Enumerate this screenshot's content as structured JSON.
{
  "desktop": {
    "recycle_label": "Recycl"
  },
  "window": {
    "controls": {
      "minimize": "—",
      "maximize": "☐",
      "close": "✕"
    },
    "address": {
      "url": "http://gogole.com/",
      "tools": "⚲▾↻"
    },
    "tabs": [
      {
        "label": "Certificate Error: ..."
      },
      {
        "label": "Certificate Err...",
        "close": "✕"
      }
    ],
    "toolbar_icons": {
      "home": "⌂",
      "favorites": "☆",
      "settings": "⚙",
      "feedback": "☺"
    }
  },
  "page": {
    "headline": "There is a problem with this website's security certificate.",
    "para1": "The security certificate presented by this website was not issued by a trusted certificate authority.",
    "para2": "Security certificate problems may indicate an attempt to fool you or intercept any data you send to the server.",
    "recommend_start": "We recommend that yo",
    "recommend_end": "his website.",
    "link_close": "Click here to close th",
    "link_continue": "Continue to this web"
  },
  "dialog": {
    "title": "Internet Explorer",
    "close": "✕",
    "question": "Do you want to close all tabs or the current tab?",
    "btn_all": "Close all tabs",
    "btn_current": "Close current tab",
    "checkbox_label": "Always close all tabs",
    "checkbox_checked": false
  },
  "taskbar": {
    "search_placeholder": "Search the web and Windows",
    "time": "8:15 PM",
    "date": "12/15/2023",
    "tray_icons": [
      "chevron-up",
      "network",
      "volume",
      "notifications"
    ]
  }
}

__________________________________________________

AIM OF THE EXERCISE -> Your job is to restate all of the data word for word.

TASK RESPONSE ->
Enumerate this screenshot's content as structured JSON.
{
  "desktop": {
    "recycle_label": "Recycl"
  },
  "window": {
    "controls": {
      "minimize": "—",
      "maximize": "☐",
      "close": "✕"
    },
    "address": {
      "url": "http://gogole.com/",
      "tools": "⚲▾↻"
    },
    "tabs": [
      {
        "label": "Certificate Error: ..."
      },
      {
        "label": "Certificate Err...",
        "close": "✕"
      }
    ],
    "toolbar_icons": {
      "home": "⌂",
      "favorites": "☆",
      "settings": "⚙",
      "feedback": "☺"
    }
  },
  "page": {
    "headline": "There is a problem with this website's security certificate.",
    "para1": "The security certificate presented by this website was not issued by a trusted certificate authority.",
    "para2": "Security certificate problems may indicate an attempt to fool you or intercept any data you send to the server.",
    "recommend_start": "We recommend that yo",
    "recommend_end": "his website.",
    "link_close": "Click here to close th",
    "link_continue": "Continue to this web"
  },
  "dialog": {
    "title": "Internet Explorer",
    "close": "✕",
    "question": "Do you want to close all tabs or the current tab?",
    "btn_all": "Close all tabs",
    "btn_current": "Close current tab",
    "checkbox_label": "Always close all tabs",
    "checkbox_checked": false
  },
  "taskbar": {
    "search_placeholder": "Search the web and Windows",
    "time": "8:15 PM",
    "date": "12/15/2023",
    "tray_icons": [
      "chevron-up",
      "network",
      "volume",
      "notifications"
    ]
  }
}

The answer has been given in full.